Despite appearing in just three of four games in the abbreviated 2020 season, Puka Nacua led all Washington wide receivers in catches (9), receiving yards (151) and touchdowns (1).
That production just entered the transfer portal.
Nacua — a 6-foot-1, 210-pound wideout from Provo, Utah — plans to conclude his college career elsewhere, he confirmed Sunday. He declined to comment further on the reasons for his departure.
Nacua is the third UW wide receiver to enter the transfer portal this offseason, joining Ty Jones (Fresno State) and Jordan Chin (Sacramento State). In 11 career games in Seattle, the former four-star recruit and USC commit totaled 16 catches, 319 receiving yards and three touchdowns.
Nacua’s older brother, Utah wide receiver Samson Nacua, entered the transfer portal last month. Their older brother, San Francisco 49ers safety Kai Nacua, starred collegiately at BYU — which could double as a likely landing place for Puka and Samson.
Of course, Puka’s stay in Seattle also got off to a dramatic start. The blue-chip recruit waited until five days after National Signing Day to announce he’d sign with Washington, and arrived late to the announcement at a local television station after a snowstorm swept through northern Utah and made it difficult to drive.
But, for Washington, Nacua was worth the wait. In a prolific prep career at Orem High School, Puka broke Utah state records for career receptions (260), career receiving yards (5,226), career receiving touchdowns (58), single-season receptions (103), single-season receiving yards (2,336) and single-season receiving touchdowns (26). He was named a MaxPreps and USA Today first-team All-American and the 2018 Utah Gatorade Player of the Year, and was ranked as the No. 8 wide receiver nationally and No. 48 overall prospect in the 2019 class by 247Sports.
So, yes, that’s a lot of potential — and production — to replace.
“I’m just excited,” Puka said in May 2019, shortly before enrolling as a true freshman at UW. “Every time I think about going to play college football and getting a chance to play at a university like Washington with the success they’ve been having lately, I just get excited.
“I’m heading up in about a month.

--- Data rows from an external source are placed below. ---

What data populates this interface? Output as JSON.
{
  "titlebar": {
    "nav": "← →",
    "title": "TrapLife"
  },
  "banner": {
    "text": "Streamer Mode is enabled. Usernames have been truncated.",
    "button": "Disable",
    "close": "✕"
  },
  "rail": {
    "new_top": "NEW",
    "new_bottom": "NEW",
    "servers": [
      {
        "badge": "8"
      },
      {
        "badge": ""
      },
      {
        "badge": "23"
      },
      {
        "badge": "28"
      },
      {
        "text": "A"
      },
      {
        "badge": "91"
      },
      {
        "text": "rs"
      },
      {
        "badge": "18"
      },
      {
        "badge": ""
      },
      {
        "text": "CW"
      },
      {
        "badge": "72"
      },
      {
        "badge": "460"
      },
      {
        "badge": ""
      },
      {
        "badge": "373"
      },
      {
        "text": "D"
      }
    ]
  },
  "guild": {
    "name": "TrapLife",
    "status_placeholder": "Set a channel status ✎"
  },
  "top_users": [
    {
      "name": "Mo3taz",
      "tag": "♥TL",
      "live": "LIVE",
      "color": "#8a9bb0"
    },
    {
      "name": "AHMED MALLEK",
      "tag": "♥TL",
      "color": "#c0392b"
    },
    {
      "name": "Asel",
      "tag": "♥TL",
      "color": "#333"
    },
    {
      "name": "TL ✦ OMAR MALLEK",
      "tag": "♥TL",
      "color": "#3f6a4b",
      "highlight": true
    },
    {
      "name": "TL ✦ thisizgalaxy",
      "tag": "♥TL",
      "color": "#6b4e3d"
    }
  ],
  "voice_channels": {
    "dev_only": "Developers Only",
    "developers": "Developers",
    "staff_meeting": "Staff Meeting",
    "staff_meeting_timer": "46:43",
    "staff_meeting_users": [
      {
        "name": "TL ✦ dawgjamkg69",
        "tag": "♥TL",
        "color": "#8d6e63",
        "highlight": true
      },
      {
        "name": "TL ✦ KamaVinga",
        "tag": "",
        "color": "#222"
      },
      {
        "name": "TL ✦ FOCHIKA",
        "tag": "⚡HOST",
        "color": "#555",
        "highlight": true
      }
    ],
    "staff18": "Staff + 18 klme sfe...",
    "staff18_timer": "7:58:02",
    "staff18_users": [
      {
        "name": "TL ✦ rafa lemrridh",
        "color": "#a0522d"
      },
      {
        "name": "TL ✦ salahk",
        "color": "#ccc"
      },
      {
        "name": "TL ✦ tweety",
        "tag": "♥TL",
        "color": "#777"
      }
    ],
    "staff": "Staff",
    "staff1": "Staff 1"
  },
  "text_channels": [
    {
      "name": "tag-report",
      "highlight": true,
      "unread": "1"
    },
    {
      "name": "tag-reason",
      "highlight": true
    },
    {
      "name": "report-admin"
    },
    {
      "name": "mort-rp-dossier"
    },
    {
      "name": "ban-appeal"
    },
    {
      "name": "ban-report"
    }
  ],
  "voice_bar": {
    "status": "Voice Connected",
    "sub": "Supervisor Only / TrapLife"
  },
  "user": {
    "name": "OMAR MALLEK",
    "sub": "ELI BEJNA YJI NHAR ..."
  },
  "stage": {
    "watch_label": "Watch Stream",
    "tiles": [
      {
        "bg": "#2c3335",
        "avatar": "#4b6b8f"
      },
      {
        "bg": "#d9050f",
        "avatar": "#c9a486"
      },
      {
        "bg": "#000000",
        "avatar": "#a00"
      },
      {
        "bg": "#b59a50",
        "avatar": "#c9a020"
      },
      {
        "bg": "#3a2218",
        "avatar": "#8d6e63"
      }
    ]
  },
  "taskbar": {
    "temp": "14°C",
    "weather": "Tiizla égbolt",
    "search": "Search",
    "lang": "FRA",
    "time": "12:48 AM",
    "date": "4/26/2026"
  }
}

It’s almost literally one month away, which brings tears when I think about it, because this is what I’ve been working for all my life. I’ve got to continue to work. I’m ready to prove myself up at UW.”
Without Nacua, UW’s young receivers must promptly prove themselves. The Huskies are projected to have nine scholarship wide receivers when they kick off against Montana on Sept. 4: senior Terrell Bynum, juniors Marquis Spiker and Austin Osborne, sophomore Taj Davis, redshirt freshmen Rome Odunze, Jalen McMillan, Sawyer Racanelli and Ja’Lynn Polk, and incoming freshman Jabez Tinae. Of that group, only Bynum has entered the end zone in his Husky career.
While a combined five UW wide receivers and quarterbacks have entered the transfer portal this offseason, the Huskies are set to return every scholarship player at the offensive line, running back and tight end positions — which could speak to the Huskies’ run-first philosophy. Following a season-opening win over Oregon State last November that included 51 running plays and just 24 passes, Husky head coach Jimmy Lake wore a hat with four bolded words — “RUN THE DAMN BALL” — to his weekly news conference.
The transfer portal has also worked both ways for Washington. Wide receiver Ja’Lynn Polk announced his transfer to UW last month — after registering 28 catches, 264 receiving yards and two touchdowns in 10 games as a true freshman at Texas Tech in 2020.
The question is which Washington quarterback will target Polk — not Nacua — in 2021. A competition between returning starter Dylan Morris, graduate transfer Patrick O’Brien and five-star freshman Sam Huard will commence this spring. In UW offensive coordinator and quarterbacks coach John Donovan’s first season at the helm, his Huskies finished third in the Pac-12 in yards per pass attempt (8.2), fifth in passing offense (226.5 yards per game) and seventh in completion percentage (61.3%).
But, of UW’s nine remaining scholarship wide receivers, six — Bynum, Spiker, Osborne, Odunze, McMillan and Tinae — were once considered four-star recruits.
The talent is still there.
Nacua is not.